Even before being elected President Trump's attorney general in 2017, Jeff Sessions - or Jefferson Beauregard Sessions III - has long been making headlines with his staunch political stances and fiery rhetoric. Previously serving a 12-year stint as the US attorney for the Southern District of Alabama followed by a term as Alabama's attorney general in 1994 and four consecutive terms on the US Senate, Sessions has crafted himself a legacy that has brought him a fair share of praise and criticism from either side of the political aisle.
Political affiliations aside, there is no doubt that politicians have a habit of speaking out of turn, or voicing opinions that leave voters uneasy.
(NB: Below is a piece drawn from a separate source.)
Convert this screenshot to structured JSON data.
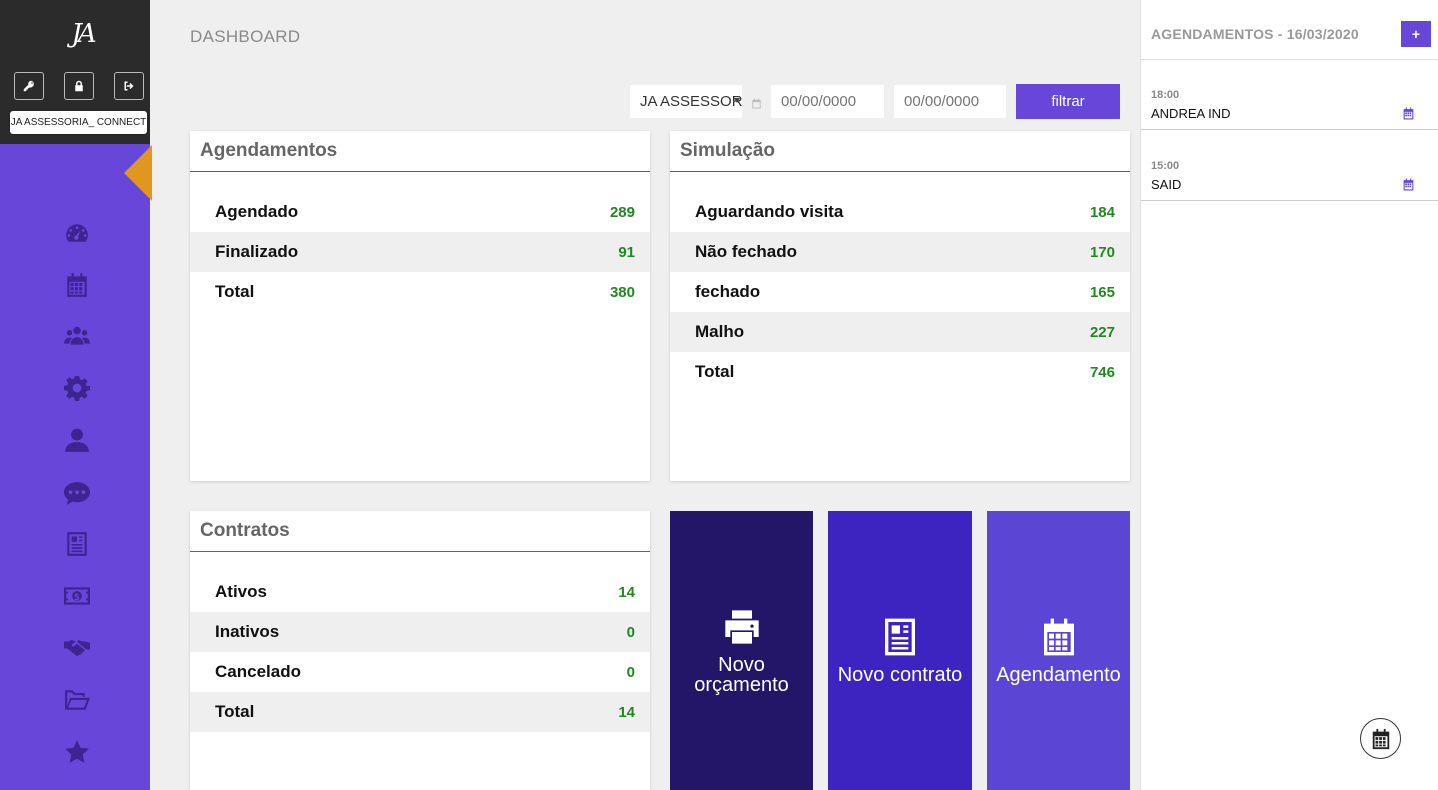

Gathered here are just a few of the most controversial statements made by Sessions during his career.
Do these statements make you feel uneasy?
When defending the US Customs and Border Protection's 'zero-tolerance' policy for illegal border crossings.
In reference to the hesitations voiced by Republican Party members about Trump's suitability as presidential elect in 2016.
When discussing the manner in which children are being taken from their parents under false pretenses by Border Patrol agents.
In response to Trump's comments about grabbing women.
When addressing the US Senate Drug Caucus regarding the legalization of marijuana.
In a written opinion piece for the Washington Post advocating for stricter legal immigration regulations.
When discussing the 1973 Supreme Court ruling protecting a woman's right to choose.
When defending his vote against the Matthew Shepard Hate Crimes Prevention Act.
In an official statement following the June 13, 2016 Orlando, Fl, terror attack.
A comment made while serving as a US attorney in Alabama in 1986.
In an official response to the Burwell v. Hobby Lobby ruling.
During a 2015 hearing addressing concerns about Gina McCarthy of the Environmental Protection Agency.
In response to being questioned about whether Russia was involved in hacking of the 2016 US presidential election.
When being interviewed regarding Obama's potential election of the Supreme Court's first openly gay justice in 2009.